Harry Swain, a former deputy minister, explains what the federal government needs to make the Northern Gateway pipeline an acceptable proposition.
For starters, we need a serious oil spill response capacity on the West Coast. The Coast Guard currently has no capable ships, and no trained crews, for dealing with even a modest spill. The closest response capacity is many hours from the Douglas Channel. The Coast Guard needs a base in the region, a dozen small ships and a few bigger ones, new regulations, new response doctrine, new training manuals, and a lot of at-sea practice before the first tanker sails the channel.

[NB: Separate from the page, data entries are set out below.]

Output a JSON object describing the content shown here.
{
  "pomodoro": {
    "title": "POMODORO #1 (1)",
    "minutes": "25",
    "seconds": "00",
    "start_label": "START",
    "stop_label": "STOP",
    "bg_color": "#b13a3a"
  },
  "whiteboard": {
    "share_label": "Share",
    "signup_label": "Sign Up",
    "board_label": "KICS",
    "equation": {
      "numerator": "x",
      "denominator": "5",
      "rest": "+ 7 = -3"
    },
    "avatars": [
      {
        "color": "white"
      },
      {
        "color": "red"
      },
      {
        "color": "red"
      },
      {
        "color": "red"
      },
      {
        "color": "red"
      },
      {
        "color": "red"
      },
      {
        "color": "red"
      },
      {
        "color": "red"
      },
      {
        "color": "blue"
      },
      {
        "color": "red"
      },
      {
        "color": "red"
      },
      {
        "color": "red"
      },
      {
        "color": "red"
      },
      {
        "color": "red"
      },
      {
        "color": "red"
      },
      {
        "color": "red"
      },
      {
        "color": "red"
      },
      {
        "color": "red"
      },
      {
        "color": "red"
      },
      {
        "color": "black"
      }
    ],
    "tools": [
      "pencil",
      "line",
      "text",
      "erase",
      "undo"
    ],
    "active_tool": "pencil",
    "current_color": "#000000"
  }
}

One will also need quite a number of new licensed pilots. These take almost as long to train as neurosurgeons, so it’s time to get started. For a federal government whose only relevant action so far is moving the sole West Coast oil spill response facility to Quebec, there is a lot to do.
Meanwhile, the Globe editorial board pans Christy Clark’s proposal, but offers an alternative.
If Ms. Clark’s worries are genuine, but not so great as to be prohibitive should the project pass environmental reviews, a more defensible condition would be insisting upon some form of insurance to help cover costs in the case of an accident. That could involve an iron-clad commitment from the federal and Alberta governments (along with Enbridge, the company that would build the pipeline) to ensure that B.C. did not absorb any cleanup costs, or even the establishment of a fund to cover those costs in the event they’re ever incurred.